If you do not receive acknowledgement of receipt of your abstract within a week of submission, please contact us at: iagswinnipeg2014@gmail.com

You will be informed 4 weeks from the date of submission whether your paper has been accepted or not.

*Spaces may fill up, so we encourage early submissions.*

Abstracts should include full name, affiliation, a brief biography, e-mail address, and be no more than 250 words, using single-spaced in 12-point Times New Roman font. They can be sent from now until *January 17th 2014*to iagswinnipeg2014@gmail.com

Any questions may be directed to the conference organizers, Andrew Woolford, Adam Muller, and Donna-Lee Frieze at: iagswinnipeg2014@gmail.com

Native Roots and Seeds of Change (livestream)

Posted on Updated on

this event has passed now, but names and resources may be useful

Image

NMSU calls for submissions for its first Native American literary and art journal

Posted on Updated on

A group of undergraduate and graduate students at New Mexico State University are currently accepting submissions for the campus’s first Native American literary and art journal.

The publication, Tlaa: A Collective of Indigenous Expression, is an online journal encouraging indigenous students and writers, and those familiar with the indigenous community and identities, to unite and share their different ideas.  (read more)

Instructor – School of Community and Regional Planning – University of British Columbia

Posted on Updated on

http://www.scarp.ubc.ca/content/faculty-position

Instructor (half-time term appointment)
School of Community and Regional Planning
University of British Columbia
Vancouver, Point Grey Campus

The School of Community and Regional Planning (SCARP) is seeking to recruit a half-time Instructor (term).  The successful applicant should have the ability to design and teach a core course on Introduction to Planning Theory and History, a core course in the recently launched Indigenous Community Planning specialization (Indigenous Community Planning: Ways of Being, Knowing, and Doing), and an elective course (see www.scarp.ubc.ca).  These are Master’s level courses.

A PhD in planning or a related discipline is preferred, as well as previous academic and practice background in community development and social planning with particular emphasis in indigenous community planning.

SCARP is a fully accredited (Canada and USA) graduate planning program within the Faculty of Applied Science. The School’s explicit pedagogical mission is to advance the transition to sustainability through excellence in integrated policy and planning research, professional education, and community service. Sustainability is understood broadly to encompass social, economic, cultural and environmental dimensions, and the School’s teaching and research orientation places emphasis on the development of participatory, community-oriented, planning methods.
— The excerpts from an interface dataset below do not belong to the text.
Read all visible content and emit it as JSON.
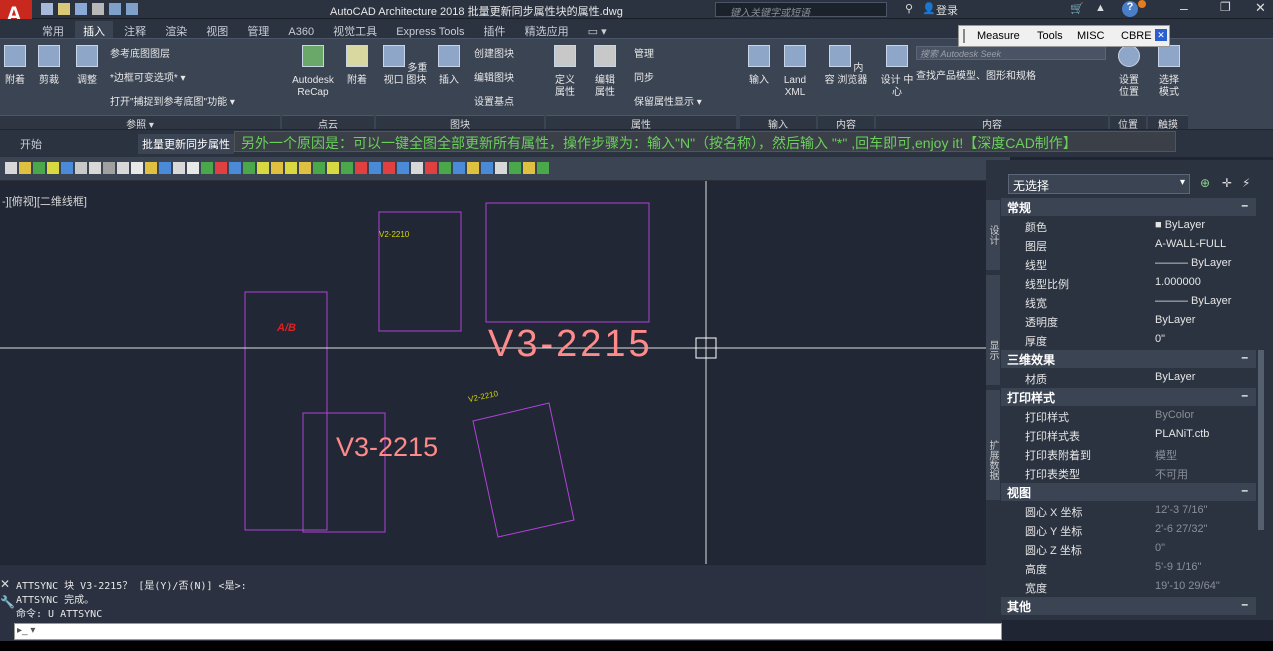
{
  "app": {
    "title": "AutoCAD Architecture 2018  批量更新同步属性块的属性.dwg",
    "search_placeholder": "键入关键字或短语",
    "login": "登录",
    "help": "?"
  },
  "quick_access": {
    "logo": "A"
  },
  "ribbon_tabs": [
    "常用",
    "插入",
    "注释",
    "渲染",
    "视图",
    "管理",
    "A360",
    "视觉工具",
    "Express Tools",
    "插件",
    "精选应用"
  ],
  "active_tab": "插入",
  "ribbon": {
    "groups": [
      {
        "label": "参照 ▾"
      },
      {
        "label": "点云"
      },
      {
        "label": "图块"
      },
      {
        "label": "属性"
      },
      {
        "label": "输入"
      },
      {
        "label": "内容"
      },
      {
        "label": "内容"
      },
      {
        "label": "位置"
      },
      {
        "label": "触摸"
      }
    ],
    "buttons": {
      "attach": "附着",
      "clip": "剪裁",
      "adjust": "调整",
      "underlay_layers": "参考底图图层",
      "frame_var": "*边框可变选项* ▾",
      "snap_underlay": "打开\"捕捉到参考底图\"功能 ▾",
      "recap": "Autodesk ReCap",
      "attach2": "附着",
      "multi_view": "多重视口 图块",
      "insert": "插入",
      "create_block": "创建图块",
      "edit_block": "编辑图块",
      "set_base": "设置基点",
      "define_attr": "定义 属性",
      "edit_attr": "编辑 属性",
      "manage": "管理",
      "sync": "同步",
      "keep_attr": "保留属性显示 ▾",
      "import": "输入",
      "land_xml": "Land XML",
      "content_browser": "内容 浏览器",
      "design_center": "设计 中心",
      "seek_search": "搜索 Autodesk Seek",
      "seek_desc": "查找产品模型、图形和规格",
      "set_location": "设置 位置",
      "select_mode": "选择 模式"
    },
    "float_toolbar": [
      "Measure",
      "Tools",
      "MISC",
      "CBRE"
    ]
  },
  "doc_tabs": {
    "start": "开始",
    "current": "批量更新同步属性",
    "banner": "另外一个原因是：可以一键全图全部更新所有属性，操作步骤为：输入\"N\"（按名称），然后输入 \"*\" ,回车即可,enjoy it!【深度CAD制作】"
  },
  "viewport_label": "-][俯视][二维线框]",
  "canvas": {
    "big_text": "V3-2215",
    "mid_text": "V3-2215",
    "small_tag1": "V2-2210",
    "small_tag2": "V2-2210"
  },
  "command_line": {
    "lines": [
      "ATTSYNC 块 V3-2215？ [是(Y)/否(N)] <是>:",
      "ATTSYNC 完成。",
      "命令: U ATTSYNC"
    ],
    "prompt": "▸_ ▾"
  },
  "properties": {
    "selection": "无选择",
    "side_tabs": [
      "设计",
      "显示",
      "扩展数据"
    ],
    "sections": [
      {
        "title": "常规",
        "rows": [
          {
            "k": "颜色",
            "v": "■ ByLayer"
          },
          {
            "k": "图层",
            "v": "A-WALL-FULL"
          },
          {
            "k": "线型",
            "v": "——— ByLayer"
          },
          {
            "k": "线型比例",
            "v": "1.000000"
          },
          {
            "k": "线宽",
            "v": "——— ByLayer"
          },
          {
            "k": "透明度",
            "v": "ByLayer"
          },
          {
            "k": "厚度",
            "v": "0\""
          }
        ]
      },
      {
        "title": "三维效果",
        "rows": [
          {
            "k": "材质",
            "v": "ByLayer"
          }
        ]
      },
      {
        "title": "打印样式",
        "rows": [
          {
            "k": "打印样式",
            "v": "ByColor",
            "dim": true
          },
          {
            "k": "打印样式表",
            "v": "PLANiT.ctb"
          },
          {
            "k": "打印表附着到",
            "v": "模型",
            "dim": true
          },
          {
            "k": "打印表类型",
            "v": "不可用",
            "dim": true
          }
        ]
      },
      {
        "title": "视图",
        "rows": [
          {
            "k": "圆心 X 坐标",
            "v": "12'-3 7/16\"",
            "dim": true
          },
          {
            "k": "圆心 Y 坐标",
            "v": "2'-6 27/32\"",
            "dim": true
          },
          {
            "k": "圆心 Z 坐标",
            "v": "0\"",
            "dim": true
          },
          {
            "k": "高度",
            "v": "5'-9 1/16\"",
            "dim": true
          },
          {
            "k": "宽度",
            "v": "19'-10 29/64\"",
            "dim": true
          }
        ]
      },
      {
        "title": "其他",
        "rows": []
      }
    ]
  },
  "colors": {
    "accent": "#ff8a8a",
    "magenta": "#b043d8",
    "banner_green": "#6ad05a",
    "yellow_text": "#d8d800"
  }
}
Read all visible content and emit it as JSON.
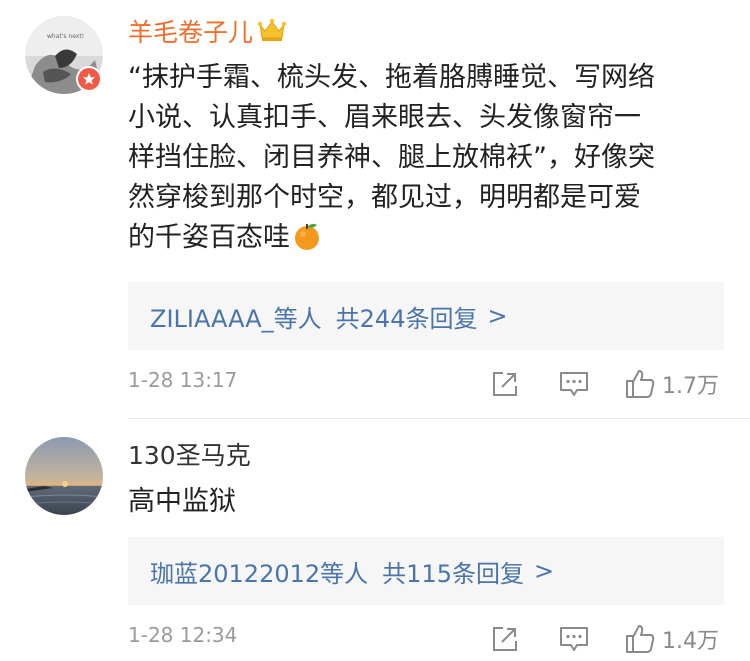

Applicants should submit a letter stating career objectives and suitability for the position, including overview of relevant experience and achievements, and approach to teaching. Please also include your current curriculum vitae and names and contact information (including email addresses) of three possible referees. Applicants are encouraged to submit supplementary materials, including a teaching dossier. Please include your website address, if you have one.

The anticipated start date is July 1, 2014. This is a one-year appointment with the possibility of a reappointment.

The closing date for applications is December 1, 2013; applications will be processed as soon as they are received. To apply, please submit your cover letter and CV online at: http://hr.ubc.ca/careers/faculty If you have any questions pertaining to the position please contact: Dr. Penny Gurstein, Director,  School of Community & Regional Planning e-mail: penny.gurstein@ubc.ca UBC hires on the basis of merit and is committed to employment equity. We encourage all qualified applicants to apply, however, Canadians and permanent residents of Canada will be given priority. UBC is strongly committed to diversity within its community and especially welcomes applications from visible minority group members, women, Aboriginal persons, persons with disabilities, persons of any sexual orientation or gender identity, and others who may contribute to the further diversification of ideas. Please indicate your legal status to work in Canada.